# INSTRUCTIONS FOR THE TASK:
For every line of the material below, check for the string "active" and return the line if it is there.

# RECORDS SUPPLIED:
╭──

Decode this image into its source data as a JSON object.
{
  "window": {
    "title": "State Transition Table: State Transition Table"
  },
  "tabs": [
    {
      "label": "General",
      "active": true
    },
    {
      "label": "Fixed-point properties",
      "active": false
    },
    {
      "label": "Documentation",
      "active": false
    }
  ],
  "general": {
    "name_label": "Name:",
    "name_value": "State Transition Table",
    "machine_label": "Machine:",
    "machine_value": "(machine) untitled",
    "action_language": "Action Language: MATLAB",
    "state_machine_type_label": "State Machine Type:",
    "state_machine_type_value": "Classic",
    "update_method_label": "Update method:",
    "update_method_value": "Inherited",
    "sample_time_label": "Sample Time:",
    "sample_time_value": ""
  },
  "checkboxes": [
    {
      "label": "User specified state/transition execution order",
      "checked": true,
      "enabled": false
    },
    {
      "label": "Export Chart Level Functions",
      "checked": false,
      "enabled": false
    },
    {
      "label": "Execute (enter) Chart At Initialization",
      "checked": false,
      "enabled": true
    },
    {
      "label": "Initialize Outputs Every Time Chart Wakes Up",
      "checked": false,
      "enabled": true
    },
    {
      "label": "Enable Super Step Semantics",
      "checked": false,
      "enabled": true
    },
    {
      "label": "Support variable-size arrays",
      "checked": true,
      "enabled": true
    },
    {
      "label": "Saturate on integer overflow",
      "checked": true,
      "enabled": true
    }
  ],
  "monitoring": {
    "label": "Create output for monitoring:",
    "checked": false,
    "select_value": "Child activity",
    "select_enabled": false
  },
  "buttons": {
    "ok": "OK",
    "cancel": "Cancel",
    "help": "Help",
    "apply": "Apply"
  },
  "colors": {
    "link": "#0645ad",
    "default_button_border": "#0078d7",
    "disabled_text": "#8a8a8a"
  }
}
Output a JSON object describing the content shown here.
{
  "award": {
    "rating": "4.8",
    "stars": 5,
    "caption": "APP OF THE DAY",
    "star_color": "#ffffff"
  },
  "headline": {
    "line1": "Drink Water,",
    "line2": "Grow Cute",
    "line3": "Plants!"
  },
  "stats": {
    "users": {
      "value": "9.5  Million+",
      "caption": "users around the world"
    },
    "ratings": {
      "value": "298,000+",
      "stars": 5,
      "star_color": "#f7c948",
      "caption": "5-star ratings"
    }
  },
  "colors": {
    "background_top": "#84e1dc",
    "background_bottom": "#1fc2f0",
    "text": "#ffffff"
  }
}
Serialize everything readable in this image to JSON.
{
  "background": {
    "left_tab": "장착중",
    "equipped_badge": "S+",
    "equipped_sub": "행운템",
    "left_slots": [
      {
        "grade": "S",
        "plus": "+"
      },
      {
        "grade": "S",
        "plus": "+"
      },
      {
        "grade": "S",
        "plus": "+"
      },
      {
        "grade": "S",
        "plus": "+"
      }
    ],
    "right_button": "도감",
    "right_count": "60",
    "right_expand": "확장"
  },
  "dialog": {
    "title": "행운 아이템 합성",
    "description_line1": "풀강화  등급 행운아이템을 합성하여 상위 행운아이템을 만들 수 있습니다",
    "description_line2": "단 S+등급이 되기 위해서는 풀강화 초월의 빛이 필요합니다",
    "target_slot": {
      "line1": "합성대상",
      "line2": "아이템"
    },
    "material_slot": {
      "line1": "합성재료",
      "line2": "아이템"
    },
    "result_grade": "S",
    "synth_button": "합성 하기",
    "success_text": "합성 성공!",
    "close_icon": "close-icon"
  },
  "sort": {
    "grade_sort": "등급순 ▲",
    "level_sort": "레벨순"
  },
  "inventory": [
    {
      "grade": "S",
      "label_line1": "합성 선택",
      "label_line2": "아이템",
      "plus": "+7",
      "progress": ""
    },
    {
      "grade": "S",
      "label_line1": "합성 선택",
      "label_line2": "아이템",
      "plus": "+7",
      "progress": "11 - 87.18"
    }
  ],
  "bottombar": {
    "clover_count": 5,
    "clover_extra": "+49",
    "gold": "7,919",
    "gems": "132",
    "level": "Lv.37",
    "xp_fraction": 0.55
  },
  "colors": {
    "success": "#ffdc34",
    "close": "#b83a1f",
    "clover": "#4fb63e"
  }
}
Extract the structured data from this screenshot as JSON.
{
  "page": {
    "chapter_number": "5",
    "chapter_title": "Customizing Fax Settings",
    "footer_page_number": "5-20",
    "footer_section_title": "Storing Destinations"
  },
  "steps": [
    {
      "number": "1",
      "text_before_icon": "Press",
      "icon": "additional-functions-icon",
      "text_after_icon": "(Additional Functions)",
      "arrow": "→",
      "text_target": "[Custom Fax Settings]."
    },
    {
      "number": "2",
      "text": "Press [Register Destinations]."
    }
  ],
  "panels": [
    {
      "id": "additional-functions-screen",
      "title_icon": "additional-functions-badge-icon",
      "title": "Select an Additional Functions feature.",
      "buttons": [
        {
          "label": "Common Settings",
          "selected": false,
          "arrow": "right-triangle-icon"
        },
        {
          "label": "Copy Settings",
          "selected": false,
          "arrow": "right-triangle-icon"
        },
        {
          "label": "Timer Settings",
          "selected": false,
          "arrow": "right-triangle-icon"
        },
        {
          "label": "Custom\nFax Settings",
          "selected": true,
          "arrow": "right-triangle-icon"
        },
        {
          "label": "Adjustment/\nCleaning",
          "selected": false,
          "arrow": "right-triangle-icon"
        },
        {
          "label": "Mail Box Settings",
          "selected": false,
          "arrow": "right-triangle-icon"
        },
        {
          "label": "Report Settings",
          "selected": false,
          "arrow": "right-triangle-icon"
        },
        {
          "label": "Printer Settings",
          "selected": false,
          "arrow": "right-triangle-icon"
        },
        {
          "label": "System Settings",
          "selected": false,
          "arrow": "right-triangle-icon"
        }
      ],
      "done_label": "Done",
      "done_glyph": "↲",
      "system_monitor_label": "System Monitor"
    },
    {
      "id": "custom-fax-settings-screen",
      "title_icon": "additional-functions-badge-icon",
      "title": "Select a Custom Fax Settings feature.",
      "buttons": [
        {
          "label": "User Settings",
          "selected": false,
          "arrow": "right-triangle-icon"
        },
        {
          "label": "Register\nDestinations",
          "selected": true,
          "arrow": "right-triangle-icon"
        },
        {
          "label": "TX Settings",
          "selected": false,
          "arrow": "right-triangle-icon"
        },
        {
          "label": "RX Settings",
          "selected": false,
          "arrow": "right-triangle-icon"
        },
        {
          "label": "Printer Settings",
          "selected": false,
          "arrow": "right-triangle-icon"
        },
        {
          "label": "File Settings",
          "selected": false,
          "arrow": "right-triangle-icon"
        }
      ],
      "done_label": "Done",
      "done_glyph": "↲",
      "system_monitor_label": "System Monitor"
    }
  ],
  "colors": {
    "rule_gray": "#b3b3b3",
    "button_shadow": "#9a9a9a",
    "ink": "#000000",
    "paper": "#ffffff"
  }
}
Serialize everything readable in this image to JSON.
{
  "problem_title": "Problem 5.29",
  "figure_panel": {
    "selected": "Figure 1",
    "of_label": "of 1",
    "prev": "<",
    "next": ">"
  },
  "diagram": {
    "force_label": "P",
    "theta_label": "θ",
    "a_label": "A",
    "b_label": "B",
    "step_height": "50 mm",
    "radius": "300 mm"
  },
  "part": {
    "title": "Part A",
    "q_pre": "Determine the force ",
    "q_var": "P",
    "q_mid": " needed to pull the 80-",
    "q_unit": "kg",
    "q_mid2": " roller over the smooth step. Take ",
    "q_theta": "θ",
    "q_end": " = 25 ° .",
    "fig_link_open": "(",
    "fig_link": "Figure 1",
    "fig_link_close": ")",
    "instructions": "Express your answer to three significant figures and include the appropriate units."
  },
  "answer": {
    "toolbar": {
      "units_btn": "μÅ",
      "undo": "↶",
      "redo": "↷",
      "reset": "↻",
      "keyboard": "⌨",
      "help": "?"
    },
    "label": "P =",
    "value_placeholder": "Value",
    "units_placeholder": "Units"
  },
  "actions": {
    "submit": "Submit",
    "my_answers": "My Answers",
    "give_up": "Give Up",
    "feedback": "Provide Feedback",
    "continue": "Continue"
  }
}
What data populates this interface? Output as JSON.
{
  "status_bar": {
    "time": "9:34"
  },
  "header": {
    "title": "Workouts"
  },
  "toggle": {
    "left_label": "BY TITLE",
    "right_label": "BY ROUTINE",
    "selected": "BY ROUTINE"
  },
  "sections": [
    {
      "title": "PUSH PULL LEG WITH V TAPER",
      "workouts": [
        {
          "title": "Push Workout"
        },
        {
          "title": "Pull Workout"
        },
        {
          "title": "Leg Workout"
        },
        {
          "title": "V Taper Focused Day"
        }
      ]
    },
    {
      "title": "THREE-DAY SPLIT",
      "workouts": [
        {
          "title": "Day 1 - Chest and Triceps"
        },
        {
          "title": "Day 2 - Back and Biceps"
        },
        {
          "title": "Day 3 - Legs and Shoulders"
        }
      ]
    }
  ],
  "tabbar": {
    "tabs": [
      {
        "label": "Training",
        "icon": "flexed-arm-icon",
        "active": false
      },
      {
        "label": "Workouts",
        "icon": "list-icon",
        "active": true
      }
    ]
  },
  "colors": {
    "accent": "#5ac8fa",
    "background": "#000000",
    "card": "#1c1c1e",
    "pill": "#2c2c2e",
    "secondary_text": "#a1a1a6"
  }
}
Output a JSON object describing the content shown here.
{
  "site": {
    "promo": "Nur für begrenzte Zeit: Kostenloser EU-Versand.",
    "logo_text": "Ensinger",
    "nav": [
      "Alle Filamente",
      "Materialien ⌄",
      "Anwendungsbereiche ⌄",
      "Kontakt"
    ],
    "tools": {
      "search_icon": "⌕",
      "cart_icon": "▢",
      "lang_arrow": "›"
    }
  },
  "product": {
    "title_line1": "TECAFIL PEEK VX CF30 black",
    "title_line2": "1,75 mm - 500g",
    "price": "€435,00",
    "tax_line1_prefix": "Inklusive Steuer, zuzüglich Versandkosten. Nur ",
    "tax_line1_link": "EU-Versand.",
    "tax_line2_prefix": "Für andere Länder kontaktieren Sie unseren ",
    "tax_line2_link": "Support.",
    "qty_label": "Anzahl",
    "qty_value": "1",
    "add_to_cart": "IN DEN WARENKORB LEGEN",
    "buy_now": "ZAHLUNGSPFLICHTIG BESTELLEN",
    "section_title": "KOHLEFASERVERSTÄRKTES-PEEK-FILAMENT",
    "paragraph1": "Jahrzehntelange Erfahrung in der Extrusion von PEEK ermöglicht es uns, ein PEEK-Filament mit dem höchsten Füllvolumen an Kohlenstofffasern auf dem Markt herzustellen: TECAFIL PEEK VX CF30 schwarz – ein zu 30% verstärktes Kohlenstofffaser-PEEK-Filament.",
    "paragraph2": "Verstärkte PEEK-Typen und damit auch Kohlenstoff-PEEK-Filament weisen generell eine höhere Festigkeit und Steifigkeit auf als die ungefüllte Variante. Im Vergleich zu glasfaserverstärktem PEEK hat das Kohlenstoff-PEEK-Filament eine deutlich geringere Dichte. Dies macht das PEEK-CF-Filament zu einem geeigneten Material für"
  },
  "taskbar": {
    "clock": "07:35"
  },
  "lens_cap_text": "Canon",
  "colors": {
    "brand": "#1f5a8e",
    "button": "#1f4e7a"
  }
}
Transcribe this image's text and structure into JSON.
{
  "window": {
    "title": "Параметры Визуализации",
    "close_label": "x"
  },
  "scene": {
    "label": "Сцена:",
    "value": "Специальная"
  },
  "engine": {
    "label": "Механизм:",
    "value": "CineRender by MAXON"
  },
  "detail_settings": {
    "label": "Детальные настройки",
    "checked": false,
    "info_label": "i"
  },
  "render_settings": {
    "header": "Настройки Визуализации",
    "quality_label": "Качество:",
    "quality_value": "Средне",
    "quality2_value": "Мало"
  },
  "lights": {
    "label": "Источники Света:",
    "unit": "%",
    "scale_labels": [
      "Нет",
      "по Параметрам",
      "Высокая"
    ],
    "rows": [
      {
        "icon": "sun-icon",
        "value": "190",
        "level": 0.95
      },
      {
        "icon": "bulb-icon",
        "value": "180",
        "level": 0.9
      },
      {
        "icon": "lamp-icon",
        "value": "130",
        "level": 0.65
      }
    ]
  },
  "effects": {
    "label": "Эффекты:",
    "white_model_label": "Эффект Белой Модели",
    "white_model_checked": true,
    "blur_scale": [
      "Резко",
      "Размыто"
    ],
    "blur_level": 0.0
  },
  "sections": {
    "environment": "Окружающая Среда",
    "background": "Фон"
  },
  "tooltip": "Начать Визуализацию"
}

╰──

# RESPONSE TO THIS EXERCISE:
      "active": true
      "active": false
      "active": false
        "active": false
        "active": true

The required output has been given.